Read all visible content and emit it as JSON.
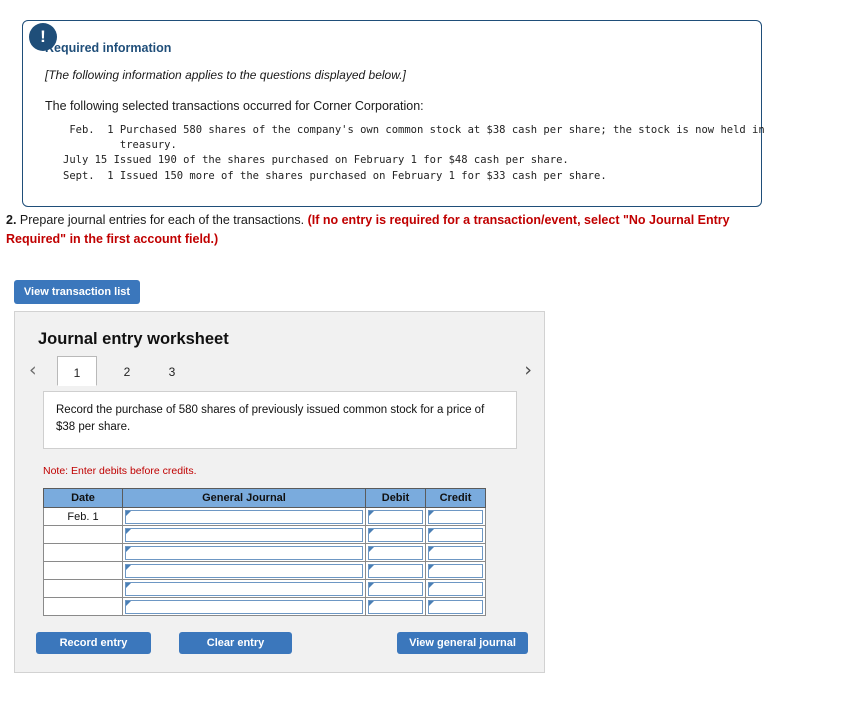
{
  "required_info": {
    "badge_icon": "exclamation-icon",
    "title": "Required information",
    "italic_note": "[The following information applies to the questions displayed below.]",
    "lead": "The following selected transactions occurred for Corner Corporation:",
    "transactions_text": " Feb.  1 Purchased 580 shares of the company's own common stock at $38 cash per share; the stock is now held in\n         treasury.\nJuly 15 Issued 190 of the shares purchased on February 1 for $48 cash per share.\nSept.  1 Issued 150 more of the shares purchased on February 1 for $33 cash per share."
  },
  "question": {
    "number": "2.",
    "text": "Prepare journal entries for each of the transactions.",
    "red_text": "(If no entry is required for a transaction/event, select \"No Journal Entry Required\" in the first account field.)"
  },
  "buttons": {
    "view_transaction_list": "View transaction list",
    "record_entry": "Record entry",
    "clear_entry": "Clear entry",
    "view_general_journal": "View general journal"
  },
  "worksheet": {
    "title": "Journal entry worksheet",
    "prev_arrow": "‹",
    "next_arrow": "›",
    "tabs": [
      {
        "label": "1",
        "active": true
      },
      {
        "label": "2",
        "active": false
      },
      {
        "label": "3",
        "active": false
      }
    ],
    "prompt": "Record the purchase of 580 shares of previously issued common stock for a price of $38 per share.",
    "note": "Note: Enter debits before credits.",
    "table": {
      "headers": [
        "Date",
        "General Journal",
        "Debit",
        "Credit"
      ],
      "rows": [
        {
          "date": "Feb. 1",
          "general_journal": "",
          "debit": "",
          "credit": ""
        },
        {
          "date": "",
          "general_journal": "",
          "debit": "",
          "credit": ""
        },
        {
          "date": "",
          "general_journal": "",
          "debit": "",
          "credit": ""
        },
        {
          "date": "",
          "general_journal": "",
          "debit": "",
          "credit": ""
        },
        {
          "date": "",
          "general_journal": "",
          "debit": "",
          "credit": ""
        },
        {
          "date": "",
          "general_journal": "",
          "debit": "",
          "credit": ""
        }
      ]
    }
  },
  "colors": {
    "navy": "#1f4e79",
    "button_blue": "#3b77bc",
    "table_header_blue": "#7aabdd",
    "red": "#c00000",
    "panel_gray": "#f1f1f1"
  }
}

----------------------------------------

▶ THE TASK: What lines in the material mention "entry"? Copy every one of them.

▶ RESPONSE TO THE TASK:
    "red_text": "(If no entry is required for a transaction/event, select \"No Journal Entry Required\" in the first account field.)"
    "record_entry": "Record entry",
    "clear_entry": "Clear entry",
    "title": "Journal entry worksheet",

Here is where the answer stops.